Learn the Basics of Poker


Poker is a game that involves a lot of thinking and requires a certain level of skill to play well. It is also a game that indirectly teaches life lessons that can be applied to other areas of one’s life. In order to play well, it is important to know the rules and the basic strategy.

It is important to practice and master the basics of poker before moving on to more complicated games. This includes learning the different hand rankings and how to read your opponents. This can be done by reading books on the topic or simply playing with experienced players. It is also important to learn how to manage your bankroll, as poker can be a very costly game if not played correctly.

There are many benefits to playing poker, ranging from improving your mental and emotional health to gaining confidence. Poker is a great way to socialize with friends and meet new people. In addition, it is a fun way to pass the time and relieve stress. Whether you are a casual player or a serious competitor, poker can be a great hobby.

A good poker player is able to read the other players at the table and adjust their own strategy accordingly. This is a great skill to have in any situation, and it is something that can be developed through careful observation of the other players’ body language, expressions, and the way they handle their cards and chips. It is also helpful to be able to discuss your own play with other players to get an objective look at your own strengths and weaknesses.

In addition to studying poker books and watching expert players, it is important to study a wide range of poker blogs, articles, and videos. This will help you gain a more complete understanding of the game and make better decisions at the tables. It is important to focus on just one concept at a time, however, as it can be easy to become overwhelmed by the amount of information available on the subject.

During a game of poker, each player “buys in” by purchasing a certain number of chips. Typically, a white chip is worth one unit and each color of chip represents a different value. For example, a white chip may be worth a minimum ante or bet, while a red chip is worth five units.

When the dealer gives each player two cards, they must decide if they want to hit or stay. If they hit, they must place a bet equal to the amount that the player before them raised. If they stay, they must call the bet or raise it themselves. If they fold, they give up their cards and leave the table.

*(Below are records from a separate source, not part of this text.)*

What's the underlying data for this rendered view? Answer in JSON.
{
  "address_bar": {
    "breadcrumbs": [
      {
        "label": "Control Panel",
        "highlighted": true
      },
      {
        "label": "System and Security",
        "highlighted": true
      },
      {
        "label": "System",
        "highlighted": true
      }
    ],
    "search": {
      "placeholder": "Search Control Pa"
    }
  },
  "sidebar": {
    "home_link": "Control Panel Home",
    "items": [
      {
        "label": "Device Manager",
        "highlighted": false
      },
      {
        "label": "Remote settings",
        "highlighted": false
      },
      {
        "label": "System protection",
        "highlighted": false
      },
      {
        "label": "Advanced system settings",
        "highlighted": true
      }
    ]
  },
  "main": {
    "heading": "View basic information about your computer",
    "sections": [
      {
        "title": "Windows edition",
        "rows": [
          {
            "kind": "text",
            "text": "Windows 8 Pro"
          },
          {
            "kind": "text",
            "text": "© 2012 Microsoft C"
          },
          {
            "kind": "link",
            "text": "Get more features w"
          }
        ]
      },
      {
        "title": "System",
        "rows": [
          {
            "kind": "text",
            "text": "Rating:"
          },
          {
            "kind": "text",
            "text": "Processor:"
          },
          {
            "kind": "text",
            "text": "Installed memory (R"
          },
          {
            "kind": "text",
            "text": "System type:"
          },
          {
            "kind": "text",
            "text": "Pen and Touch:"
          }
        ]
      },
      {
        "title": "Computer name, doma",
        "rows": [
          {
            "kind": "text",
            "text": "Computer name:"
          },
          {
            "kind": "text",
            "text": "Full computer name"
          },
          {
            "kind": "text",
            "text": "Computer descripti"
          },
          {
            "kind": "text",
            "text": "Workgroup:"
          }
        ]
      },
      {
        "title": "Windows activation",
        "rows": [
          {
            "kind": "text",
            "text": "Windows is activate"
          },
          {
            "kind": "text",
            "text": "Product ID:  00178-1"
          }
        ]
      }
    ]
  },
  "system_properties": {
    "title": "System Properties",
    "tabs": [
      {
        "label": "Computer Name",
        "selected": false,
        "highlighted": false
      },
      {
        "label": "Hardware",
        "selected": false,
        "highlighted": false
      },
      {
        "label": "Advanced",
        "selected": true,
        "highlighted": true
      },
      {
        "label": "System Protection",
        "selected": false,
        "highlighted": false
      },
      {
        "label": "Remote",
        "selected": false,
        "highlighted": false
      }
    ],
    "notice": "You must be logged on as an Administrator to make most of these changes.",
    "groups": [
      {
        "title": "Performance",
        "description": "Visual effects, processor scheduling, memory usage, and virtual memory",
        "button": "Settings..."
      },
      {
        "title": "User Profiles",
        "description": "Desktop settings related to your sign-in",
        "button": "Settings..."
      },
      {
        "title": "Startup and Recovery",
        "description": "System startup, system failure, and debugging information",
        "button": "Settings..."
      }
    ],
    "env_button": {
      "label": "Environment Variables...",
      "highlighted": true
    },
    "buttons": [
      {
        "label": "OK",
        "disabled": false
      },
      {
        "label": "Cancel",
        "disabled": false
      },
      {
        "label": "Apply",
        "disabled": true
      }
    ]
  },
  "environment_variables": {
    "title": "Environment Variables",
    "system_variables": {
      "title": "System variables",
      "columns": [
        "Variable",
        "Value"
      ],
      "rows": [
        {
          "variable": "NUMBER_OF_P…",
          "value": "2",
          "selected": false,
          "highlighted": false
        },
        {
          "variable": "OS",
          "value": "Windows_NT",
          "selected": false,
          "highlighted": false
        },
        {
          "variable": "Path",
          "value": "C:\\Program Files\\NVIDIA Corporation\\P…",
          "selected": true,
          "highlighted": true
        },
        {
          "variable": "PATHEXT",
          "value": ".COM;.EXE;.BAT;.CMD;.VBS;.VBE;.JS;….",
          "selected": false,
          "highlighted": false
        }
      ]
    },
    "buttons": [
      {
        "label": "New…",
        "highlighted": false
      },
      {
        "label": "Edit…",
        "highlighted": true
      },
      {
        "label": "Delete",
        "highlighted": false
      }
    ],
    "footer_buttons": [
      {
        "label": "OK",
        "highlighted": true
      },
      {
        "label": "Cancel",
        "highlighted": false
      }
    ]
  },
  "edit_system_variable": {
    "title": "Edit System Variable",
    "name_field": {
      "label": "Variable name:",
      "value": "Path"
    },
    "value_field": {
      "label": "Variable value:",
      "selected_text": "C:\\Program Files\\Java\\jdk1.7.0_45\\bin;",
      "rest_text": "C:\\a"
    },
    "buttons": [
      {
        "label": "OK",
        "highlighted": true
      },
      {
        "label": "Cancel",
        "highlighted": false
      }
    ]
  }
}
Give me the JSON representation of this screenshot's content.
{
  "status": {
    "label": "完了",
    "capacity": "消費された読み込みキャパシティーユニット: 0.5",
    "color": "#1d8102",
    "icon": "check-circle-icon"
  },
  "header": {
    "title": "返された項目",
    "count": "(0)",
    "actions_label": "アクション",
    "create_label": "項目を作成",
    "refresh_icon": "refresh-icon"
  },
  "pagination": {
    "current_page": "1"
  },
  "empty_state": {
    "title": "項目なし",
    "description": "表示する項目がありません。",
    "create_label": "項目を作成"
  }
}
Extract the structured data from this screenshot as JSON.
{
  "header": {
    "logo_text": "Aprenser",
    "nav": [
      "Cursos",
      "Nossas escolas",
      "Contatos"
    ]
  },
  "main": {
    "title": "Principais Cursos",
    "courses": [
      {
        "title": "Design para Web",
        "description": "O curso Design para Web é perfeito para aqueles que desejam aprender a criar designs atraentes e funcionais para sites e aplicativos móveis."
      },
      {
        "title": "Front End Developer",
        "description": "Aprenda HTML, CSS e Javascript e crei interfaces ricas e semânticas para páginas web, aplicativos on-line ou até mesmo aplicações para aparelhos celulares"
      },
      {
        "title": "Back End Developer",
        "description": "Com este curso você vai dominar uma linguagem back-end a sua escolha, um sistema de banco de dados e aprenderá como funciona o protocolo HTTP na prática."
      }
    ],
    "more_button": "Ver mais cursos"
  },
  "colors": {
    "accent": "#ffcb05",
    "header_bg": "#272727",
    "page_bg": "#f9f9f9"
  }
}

Poker is a game that requires a lot of brain power, and it can be draining at the end of a long session or tournament. As a result, it is important to get a good night’s sleep before playing again the next day.